(c) Notice is required as follows:
(1) Notice as prescribed by section 15-1-401 of this code shall be given to every interested person or to one who can bind an interested person as described in subsection b(1) or b(2) of this section. Notice may be given both to a person and to another who may bind him.
(2) Notice is given to unborn or unascertained persons, who are not represented under subsection b(1) or b(2) of this section, by giving notice to all known persons whose interests in the proceedings are substantially identical to those of the unborn or unascertained persons.
(d) At any point in a proceeding, a court may appoint a guardian ad litem to represent the interest of a minor, an incapacitated, unborn, or unascertained person, or a person whose identity or address is unknown, if the court determines that representation of the interest otherwise would be inadequate. If not precluded by conflict of interests, a guardian ad litem may be appointed to represent several persons or interests. The court shall set out its reasons for appointing a guardian ad litem as a part of the record of the proceeding.

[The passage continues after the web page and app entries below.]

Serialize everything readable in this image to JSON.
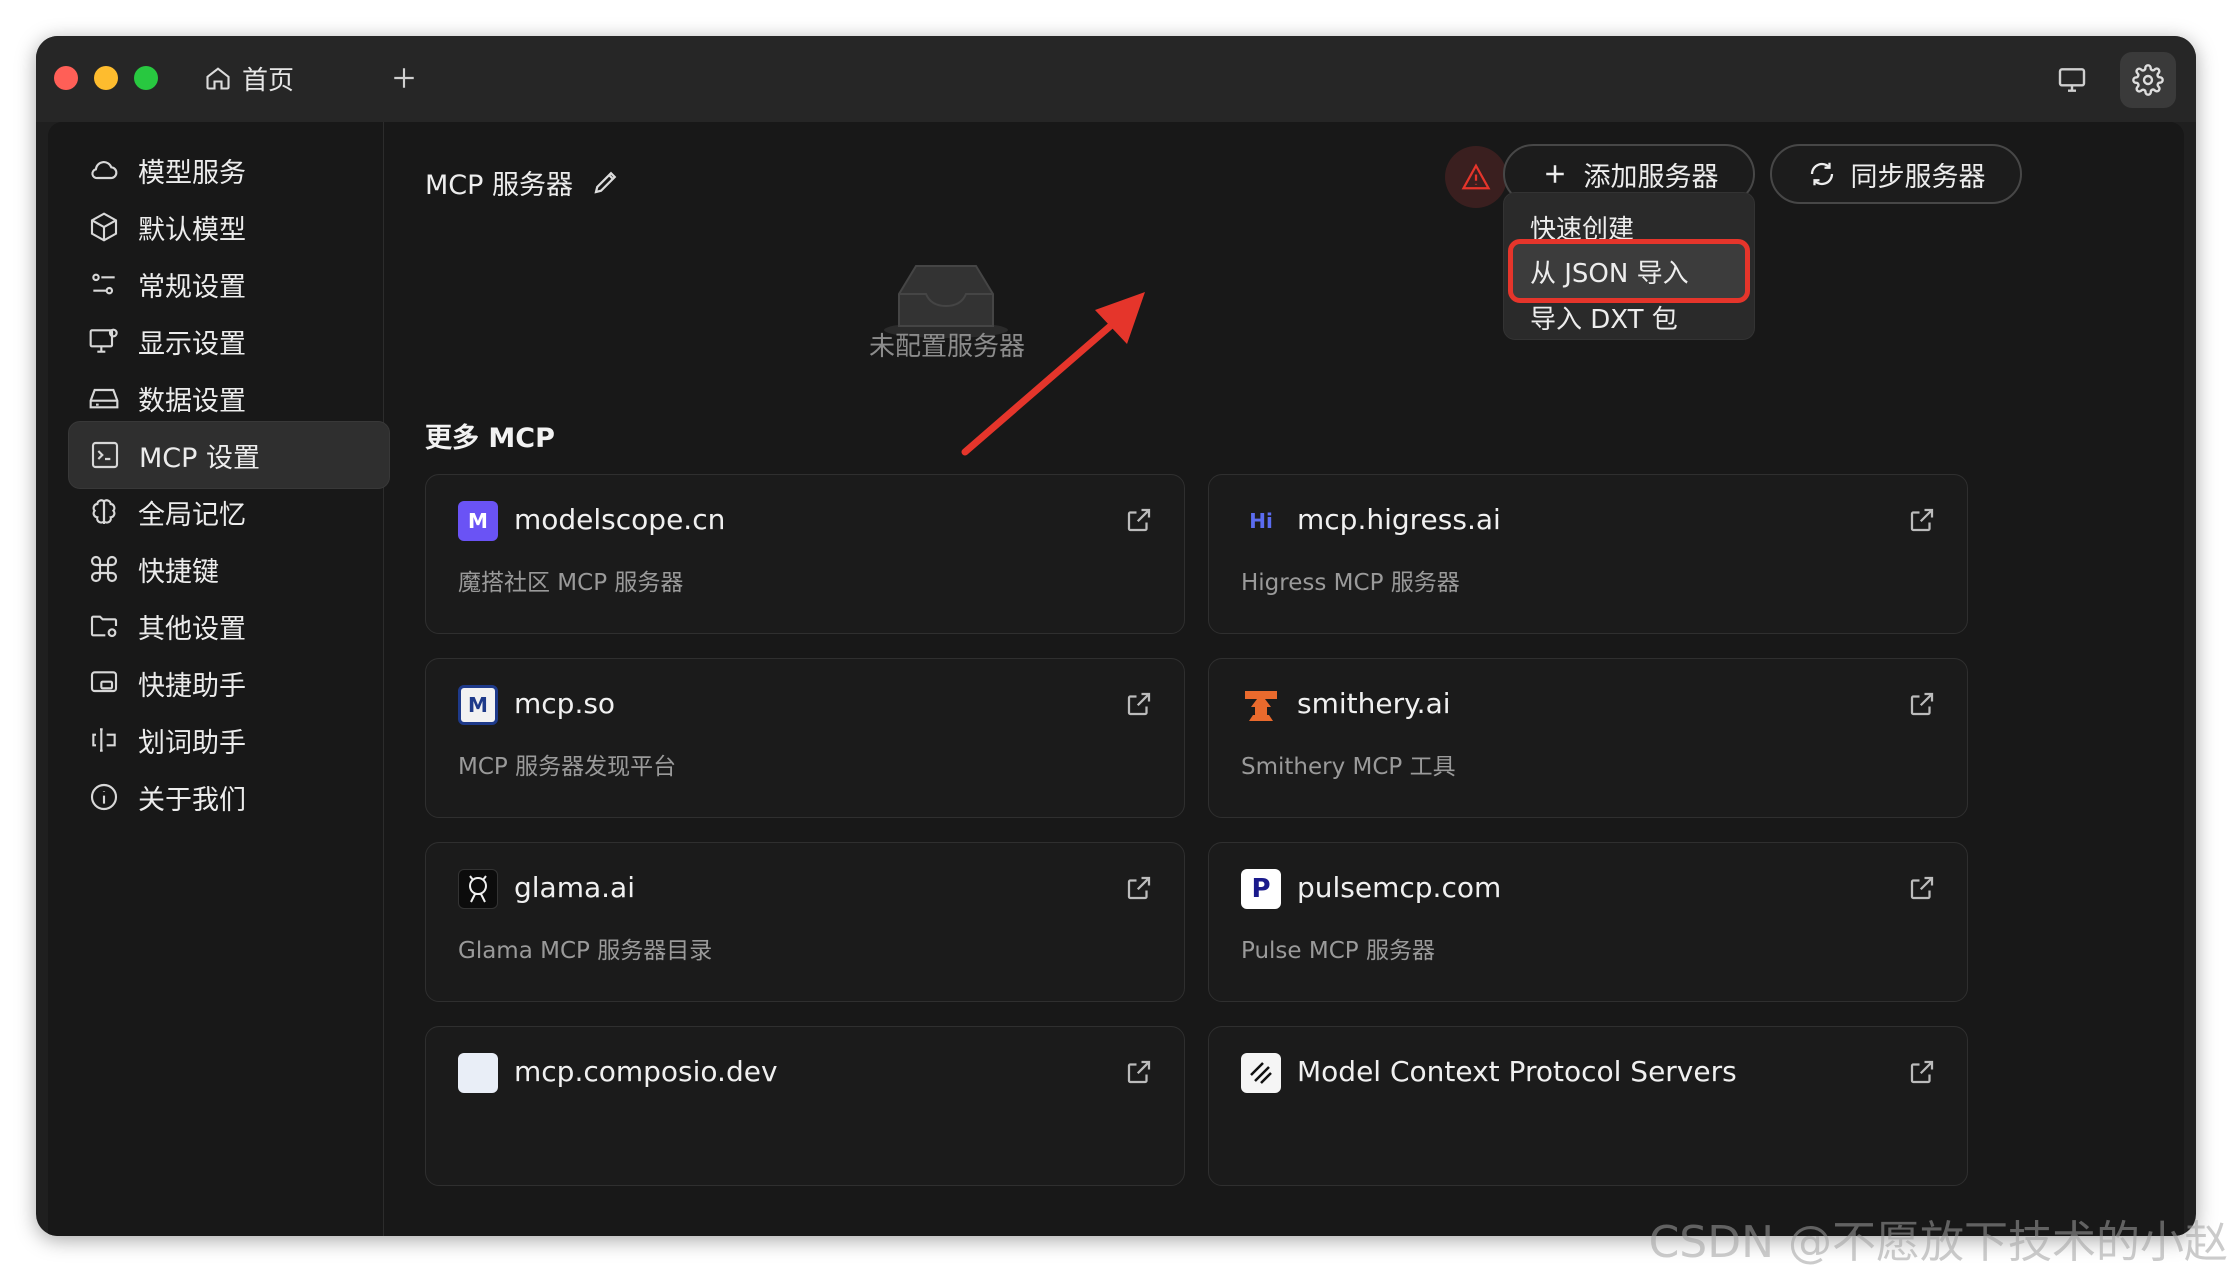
{
  "titlebar": {
    "home_tab": "首页"
  },
  "sidebar": {
    "items": [
      {
        "label": "模型服务",
        "icon": "cloud-icon"
      },
      {
        "label": "默认模型",
        "icon": "cube-icon"
      },
      {
        "label": "常规设置",
        "icon": "sliders-icon"
      },
      {
        "label": "显示设置",
        "icon": "monitor-settings-icon"
      },
      {
        "label": "数据设置",
        "icon": "drive-icon"
      },
      {
        "label": "MCP 设置",
        "icon": "terminal-icon",
        "active": true
      },
      {
        "label": "全局记忆",
        "icon": "brain-icon"
      },
      {
        "label": "快捷键",
        "icon": "command-icon"
      },
      {
        "label": "其他设置",
        "icon": "folder-settings-icon"
      },
      {
        "label": "快捷助手",
        "icon": "window-icon"
      },
      {
        "label": "划词助手",
        "icon": "text-cursor-icon"
      },
      {
        "label": "关于我们",
        "icon": "info-icon"
      }
    ]
  },
  "main": {
    "title": "MCP 服务器",
    "add_button": "添加服务器",
    "sync_button": "同步服务器",
    "dropdown": [
      "快速创建",
      "从 JSON 导入",
      "导入 DXT 包"
    ],
    "empty_text": "未配置服务器",
    "more_title": "更多 MCP",
    "cards": [
      {
        "name": "modelscope.cn",
        "desc": "魔搭社区 MCP 服务器"
      },
      {
        "name": "mcp.higress.ai",
        "desc": "Higress MCP 服务器"
      },
      {
        "name": "mcp.so",
        "desc": "MCP 服务器发现平台"
      },
      {
        "name": "smithery.ai",
        "desc": "Smithery MCP 工具"
      },
      {
        "name": "glama.ai",
        "desc": "Glama MCP 服务器目录"
      },
      {
        "name": "pulsemcp.com",
        "desc": "Pulse MCP 服务器"
      },
      {
        "name": "mcp.composio.dev",
        "desc": ""
      },
      {
        "name": "Model Context Protocol Servers",
        "desc": ""
      }
    ]
  },
  "watermark": "CSDN @不愿放下技术的小赵",
  "colors": {
    "accent_red": "#e5352b",
    "bg": "#181818"
  }
}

Idaho Code § 15-8-205. Application of doctrine of virtual representation
(1) This section is intended to adopt the common law concept of virtual representation. This section supplements the common law relating to the doctrine of virtual representation and the provisions of section 15-1-403, Idaho Code, and shall not be construed as limiting the application of that common law doctrine or the provisions of section 15-1-403, Idaho Code.
(2) Any notice requirement in this chapter is satisfied if notice is given as follows:
(a) Where an interest in an estate, trust, or nonprobate asset, or an interest that may be affected by a power of attorney, has been given to persons who comprise a certain class upon the happening of a certain event, notice may be given to the living persons who would constitute the class if the event had happened immediately before the commencement of the proceedings requiring notice, and the persons shall virtually represent all other members of the class;
(b) Where an interest in an estate, trust, or nonprobate asset, or an interest that may be affected by a power of attorney, has been given to a living person, and the same interest, or a share in it, is to pass to the surviving spouse or to persons who are, or might be, the distributees, heirs, issue, or other kindred of that living person upon the happening of a future event, notice may be given to that living person, and the living person shall virtually represent the surviving spouse, distributees, heirs, issue, or other kindred of the person; and
(c) Except as otherwise provided in this subsection (2), where an interest in an estate, trust, or nonprobate asset, or an interest that may be affected by a power of attorney, has been given to a person or a class of persons, or both, upon the happening of any future event, and the same interest or a share of the interest is to pass to another person or class of persons, or both, upon the happening of an additional future event, notice may be given to the living person or persons who would take the interest upon the happening of the first event, and the living person or persons shall virtually represent the persons and classes of persons who might take upon the happening of the additional future event.
(3) A party is not virtually represented by a person receiving notice if a conflict of interest involving the matter is known to exist between the notified person and the party.
(4) An action taken by the court is conclusive and binding upon each person receiving actual or constructive notice or who is otherwise virtually represented.